WHAT YOU WILL DO -
Word for word, repeat the records, leaving every picture behind.

[[ MATERIAL SHOWN open ]]

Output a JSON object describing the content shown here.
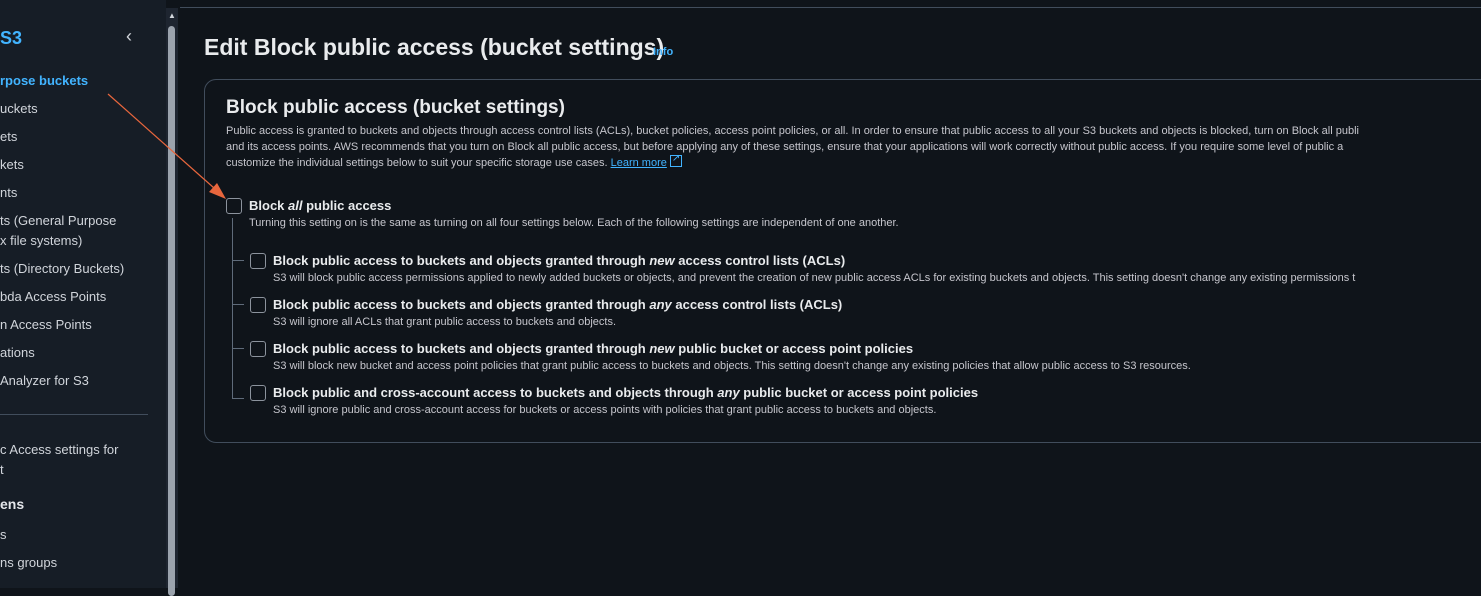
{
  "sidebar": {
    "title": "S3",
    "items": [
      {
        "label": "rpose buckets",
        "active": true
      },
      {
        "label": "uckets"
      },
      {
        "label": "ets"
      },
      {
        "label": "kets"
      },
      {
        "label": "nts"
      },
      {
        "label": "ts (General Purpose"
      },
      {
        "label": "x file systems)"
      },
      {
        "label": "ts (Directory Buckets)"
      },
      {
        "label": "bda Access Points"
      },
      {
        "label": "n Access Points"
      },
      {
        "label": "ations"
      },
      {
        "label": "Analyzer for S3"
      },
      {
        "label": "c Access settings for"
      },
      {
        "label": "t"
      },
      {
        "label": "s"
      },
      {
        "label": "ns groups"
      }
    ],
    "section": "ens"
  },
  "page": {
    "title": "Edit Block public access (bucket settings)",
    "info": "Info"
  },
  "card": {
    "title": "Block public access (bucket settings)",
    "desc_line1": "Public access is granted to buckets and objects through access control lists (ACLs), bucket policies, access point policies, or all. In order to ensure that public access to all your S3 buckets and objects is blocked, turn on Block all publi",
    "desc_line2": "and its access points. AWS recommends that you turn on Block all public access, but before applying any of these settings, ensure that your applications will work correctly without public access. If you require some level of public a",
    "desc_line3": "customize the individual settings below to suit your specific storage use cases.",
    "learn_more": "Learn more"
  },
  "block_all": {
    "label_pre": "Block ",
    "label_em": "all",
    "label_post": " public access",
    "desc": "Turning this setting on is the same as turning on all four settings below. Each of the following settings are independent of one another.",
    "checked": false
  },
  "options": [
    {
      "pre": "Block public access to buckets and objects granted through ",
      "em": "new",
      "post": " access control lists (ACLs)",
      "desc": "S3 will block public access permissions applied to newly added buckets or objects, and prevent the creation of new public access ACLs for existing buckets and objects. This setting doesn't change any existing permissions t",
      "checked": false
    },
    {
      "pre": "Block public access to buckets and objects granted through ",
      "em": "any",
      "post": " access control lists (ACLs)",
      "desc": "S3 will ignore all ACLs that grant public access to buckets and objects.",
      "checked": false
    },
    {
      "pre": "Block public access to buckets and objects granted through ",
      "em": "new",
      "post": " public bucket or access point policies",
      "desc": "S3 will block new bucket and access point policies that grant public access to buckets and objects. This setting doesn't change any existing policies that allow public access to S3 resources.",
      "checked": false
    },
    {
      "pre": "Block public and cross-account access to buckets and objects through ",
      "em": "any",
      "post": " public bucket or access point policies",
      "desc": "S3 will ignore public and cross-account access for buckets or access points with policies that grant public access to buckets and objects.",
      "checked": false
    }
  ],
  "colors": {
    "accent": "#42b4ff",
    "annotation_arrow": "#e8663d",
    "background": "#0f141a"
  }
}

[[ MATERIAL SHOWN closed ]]

SOLVED EXERCISE -
Output a JSON object describing the content shown here.
{
  "sidebar": {
    "title": "S3",
    "items": [
      {
        "label": "rpose buckets",
        "active": true
      },
      {
        "label": "uckets"
      },
      {
        "label": "ets"
      },
      {
        "label": "kets"
      },
      {
        "label": "nts"
      },
      {
        "label": "ts (General Purpose"
      },
      {
        "label": "x file systems)"
      },
      {
        "label": "ts (Directory Buckets)"
      },
      {
        "label": "bda Access Points"
      },
      {
        "label": "n Access Points"
      },
      {
        "label": "ations"
      },
      {
        "label": "Analyzer for S3"
      },
      {
        "label": "c Access settings for"
      },
      {
        "label": "t"
      },
      {
        "label": "s"
      },
      {
        "label": "ns groups"
      }
    ],
    "section": "ens"
  },
  "page": {
    "title": "Edit Block public access (bucket settings)",
    "info": "Info"
  },
  "card": {
    "title": "Block public access (bucket settings)",
    "desc_line1": "Public access is granted to buckets and objects through access control lists (ACLs), bucket policies, access point policies, or all. In order to ensure that public access to all your S3 buckets and objects is blocked, turn on Block all publi",
    "desc_line2": "and its access points. AWS recommends that you turn on Block all public access, but before applying any of these settings, ensure that your applications will work correctly without public access. If you require some level of public a",
    "desc_line3": "customize the individual settings below to suit your specific storage use cases.",
    "learn_more": "Learn more"
  },
  "block_all": {
    "label_pre": "Block ",
    "label_em": "all",
    "label_post": " public access",
    "desc": "Turning this setting on is the same as turning on all four settings below. Each of the following settings are independent of one another.",
    "checked": false
  },
  "options": [
    {
      "pre": "Block public access to buckets and objects granted through ",
      "em": "new",
      "post": " access control lists (ACLs)",
      "desc": "S3 will block public access permissions applied to newly added buckets or objects, and prevent the creation of new public access ACLs for existing buckets and objects. This setting doesn't change any existing permissions t",
      "checked": false
    },
    {
      "pre": "Block public access to buckets and objects granted through ",
      "em": "any",
      "post": " access control lists (ACLs)",
      "desc": "S3 will ignore all ACLs that grant public access to buckets and objects.",
      "checked": false
    },
    {
      "pre": "Block public access to buckets and objects granted through ",
      "em": "new",
      "post": " public bucket or access point policies",
      "desc": "S3 will block new bucket and access point policies that grant public access to buckets and objects. This setting doesn't change any existing policies that allow public access to S3 resources.",
      "checked": false
    },
    {
      "pre": "Block public and cross-account access to buckets and objects through ",
      "em": "any",
      "post": " public bucket or access point policies",
      "desc": "S3 will ignore public and cross-account access for buckets or access points with policies that grant public access to buckets and objects.",
      "checked": false
    }
  ],
  "colors": {
    "accent": "#42b4ff",
    "annotation_arrow": "#e8663d",
    "background": "#0f141a"
  }
}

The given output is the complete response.